Accidental Exposure, Deliberate Concealment



Flagging changes large and small which signal the disjointed evolution of the urban landscape, Eric Deis hurries to capture them, initiating a process of delaminating the city. His photos, while of Vancouver, are not specifically of Vancouver; while they are of buildings, they are not about buildings; and of course, while they are of construction sites, they are not concerned with construction sites. The photos instead reveal the discovery of accidental encounters, a process that only just begins as the photo is taken.

Drawn to the Downtown Eastside as one of the major sites of change in the city, Deis has taken multiple photographs of the area from rooftops and scaffolding, focusing intently on the landscape that most passersby sidestep with a distracted gaze.
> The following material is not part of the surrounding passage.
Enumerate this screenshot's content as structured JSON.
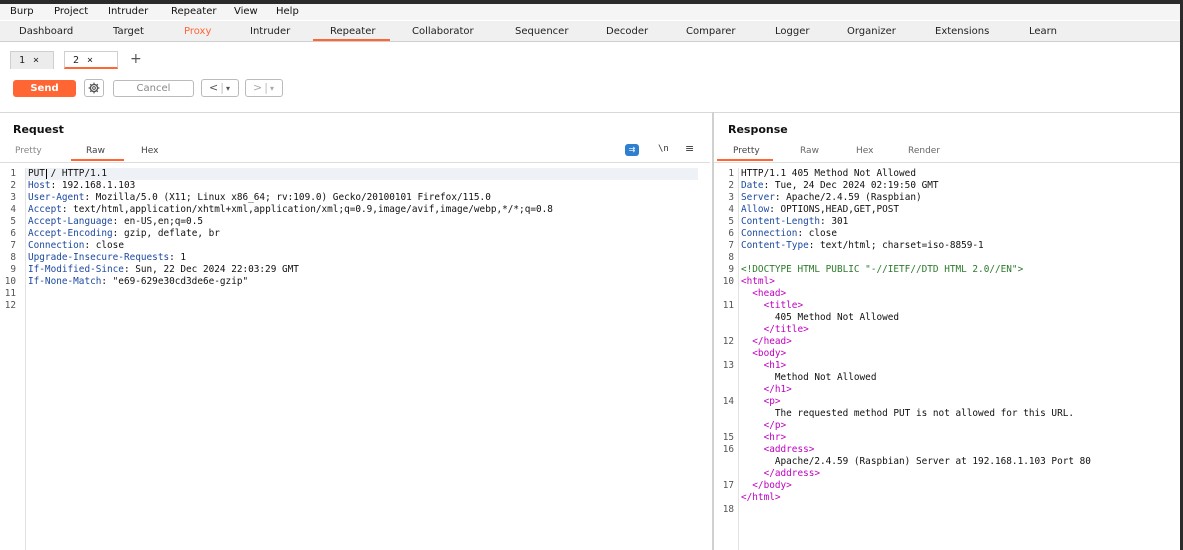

In the photograph which would later be titled Hipsters and Drug Dealer, Deis unwitting-ly captured not only a landscape, but a scene, the unintentional consequence he always hopes for.

Upon further scrutiny in the studio, the image revealed more than he had apprehended when he recorded it. While concentrating on the dramatic tension between the urban pioneers and the drug dealer crowding the entrance to the alley, Deis didn’t notice the live narratives taking place in the adjacent SRO building or the intense blue light from the film set a block away that was sculpting a satellite dish into sharp relief. Capturing such a fortuitous convergence of stories in one image seems to defy the odds; it’s Deis’s prize, what he refers to as “the photographer’s delight.”

Inadvertently recording these passing moments has made Deis acutely aware of the transitory nature of the landscape around him, whether measured in seconds or years. While his photographs convey this sense to those who study them closely or who return for multiple viewings, he is seeking to engage the broader public in a critical awareness of the changing city.

Though the numerous cranes on the horizon are a constant reminder of Vancouver’s frantic building pace, they call particular attention to the layers of the city being concealed or eradicated in the frenzy. And so, Deis has devised a simple means of attracting attention to this phenomenon. Having successfully negotiated with developers and property owners, he intends to paste a massive image of Vancouver’s cityscape on to an exposed party wall, where it will slowly be covered up as the adjacent building is constructed.

Where typically he seeks to reveal accidental encounters and antagonisms, exposing layers of people and detritus in their man-made environment–in this case, Deis reveals by concealment, as carefully laid layers of concrete block systematically obliterate an image of the city for good.CA

Hannah Teicher currently works for Shape Architecture and Jill Anholt Studio in Vancouver.